Once I knew I wanted to clean up my library and update my OS, my next question was:
Should I edited my library first before I update the OS or just add everything back after the OS and edit my collection later?
If things are time sensitive, ie you are burning to have that piece of gear or if you think editing your library may take forever, then you may want to move everything and edit your library. I decided it would better to go through my library first, clean house and then back it up and re-add everything after the OS update. In my mind, if I was going to go through the trouble of adding back my library, I was going to avoid adding back useless files after the update. Plus, freeing up space to make the computer run more smoothly can never be a bad thing. So, better to go through the library beforehand.

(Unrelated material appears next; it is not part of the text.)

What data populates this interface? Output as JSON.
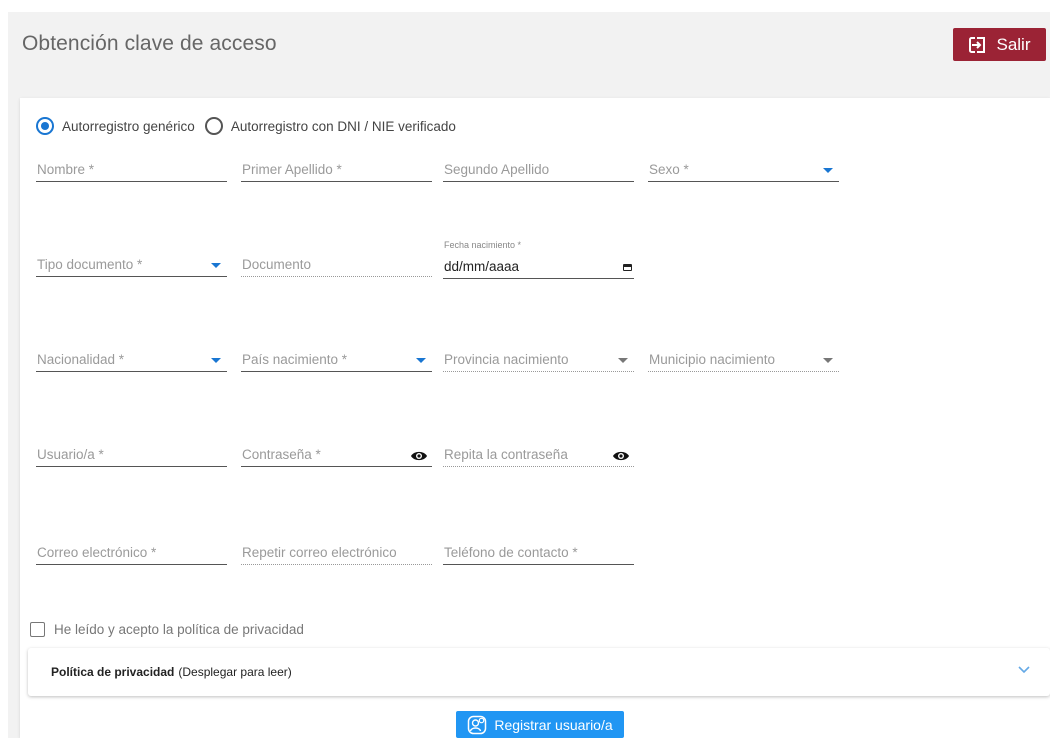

Now what is your best approach? The best thing to do is to look for unwanted files:
Bad Files (corrupted files, bad audio quality files)
Files you don’t play or probably will never play
I will go through each of these subjects as I progress. I am looking forward to going through my collection, making changes where I can and marking the progress. I will bring up the challenges as they come up.
“January can be the cruelest month for working DJs” (- a wise poet) once you get passed that holiday party blitz of December, which often culminates into New Year’s Eve. But for those that have a little (more) down time it presents an opportunity to “do stuff”. To get things in order. To not only take spiritual stock but to also take physical stock. So, for me I decided to take on the arduous task of cleaning out my Mac (a 2.6 ghz, Intel Core i5), which I use for djing. The mac which I have been using in professional and a personal capacity is at its… capacity (funny enough). The hard drive (1TB) is maxed out more or less, with about 10 gb left, which is unadvisable. In Serato, you begin to see weird activity: visual dropouts and slowness, which is unacceptable. Performatively, it can be stifling.
So, I figured why not take full advantage and update the OS as well and wipe the drive, start “fresh”. I figured its the sure fire way of getting rid of anything unnecessary (why do I have 100 gigs of “other” files in system info). Besides, I have been interested in getting a dj controller for gigging. I have always been a turntable guy, but carrying turntables these days seems overkill. Often, when you show up, there isn’t even enough room for them. Also, people’s expectations have changed. I could go over the pros and cons (perhaps in future blog) but now I digress. So, I am hoping to get a dj controller, however, a lot of the newer generation controllers require at least 10.10 (Yosemite), notably the Roland DJ controller series. Laugh, yes I am on 10.9. but I have always been of the mind: why update unless its for specific software or hardware? For the emojis? Plus, in light of recent news regarding Apples phones, I wouldn’t put it past them regarding their computers. They said they don’t but they weren’t so forthcoming about their phones. Anyways, I figure 10.10 shouldn’t be totally debilitating to my 4/5 year old mac.
So, this is the plan: to edit my library & update the OS. The process is going to take quite a bit of time, but I expect it to be an enlightening experience. So, I am going to do some blog posts regarding this and the issues raised as they come up.